When she left, she was alone.
And now we’re alone.
We asked if they could play some gospel music for her so that in her last moments she was with her passion — Music; Song. Gospel Music. The music that she would sing to us whenever we were down and out. We wanted a piece of us with her and a piece of her with her on her journey. We said goodbye on FaceTime. The idea that she transcended alone, that so many other families’ loved-ones transcended alone, didn’t and still does not sit right with me. My younger brother asked, “Nay (this is my family nickname) why isn’t she getting better?”
I normally always have an answer or a solution but I didn’t on April 4, 2020, the day I lost my mother.
And there we were. Gina’s kids. Sitting at a table without legs.
Our mothership has left us. We are here.
We are thankful, but we are alone.
As April creeps up on us in 2021, I think back to where I was last year. From the outside, I looked whole, but I was shattered and broken. I kept moving. I lost two aunts, three cousins & an older sister all while attempting to hold and manage the grief of losing my mother. Many times it felt as if the grief that me and my siblings were feeling didn’t matter and that we should hold it in — for the greater good, And that our pain didn’t matter. But in some odd way I felt my mother pushing me to speak up, call out and speak openly about my pain. “Use your voice Nay, y’all matter,” is what I hear whenever I speak up even when it goes against the grain. Sitting in silence and suppressing the grief doesn’t help. In the end, I know that my siblings & I (Gina’s Kids) are floating. We are not okay but the tools Regina Dix-Parsons gave us allowed us to navigate life without her. She prepared us for this but many times, I just want to look over my shoulder and ask her how I know if my chicken is done?
Not being able to say goodbye to your mother is a different type of pain. I know I am not alone in this pain, but together, we can water each other so that we never feel alone. I am saying this to everyone that lost a loved one to COVID-19 that you are not alone and that pain you feel cuts deep but in time I pray it heals. The number keeps growing and each day more families start to navigate how to move on but you never move on you just learn to dance with the grief. That is what I am doing, I am dancing with this grief and allowing it to come and learn it because it is here to stay.
We are okay today and we miss you, Mommy. Gina’s kids are okay and we are finding our way together. I wish I had a resource number to share with those that lost a loved one to COVID-19 but I don’t but what has helped me was a therapist and saying no. Say no, to whoever, whatever.

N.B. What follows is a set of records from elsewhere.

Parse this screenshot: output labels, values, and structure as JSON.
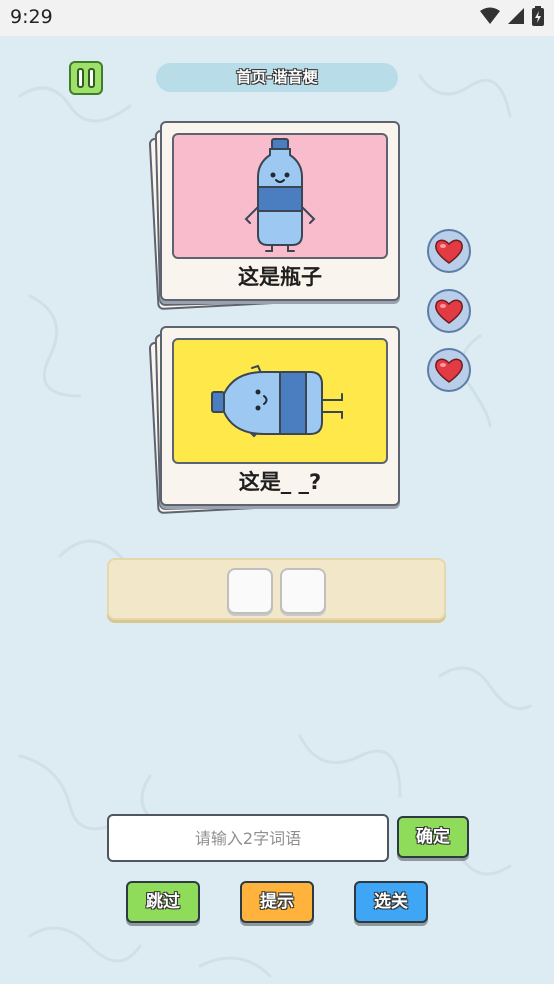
{
  "status": {
    "time": "9:29"
  },
  "header": {
    "level_title": "首页-谐音梗"
  },
  "cards": [
    {
      "caption": "这是瓶子",
      "image": "standing-bottle-character"
    },
    {
      "caption": "这是_ _?",
      "image": "lying-bottle-character"
    }
  ],
  "lives": {
    "count": 3,
    "icon": "heart-icon"
  },
  "answer": {
    "slots": [
      "",
      ""
    ]
  },
  "input": {
    "placeholder": "请输入2字词语",
    "value": ""
  },
  "buttons": {
    "confirm": "确定",
    "skip": "跳过",
    "hint": "提示",
    "select_level": "选关"
  },
  "colors": {
    "background": "#dcecf2",
    "card_pink": "#f8bccc",
    "card_yellow": "#ffe84a",
    "green_button": "#8fdc5b",
    "orange_button": "#ffb23c",
    "blue_button": "#3ea6f5",
    "heart": "#e23b44"
  }
}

You and your healing come first and learn to take grief by its hand do a slow two-step with it. Dance with your grief and do it at your pace.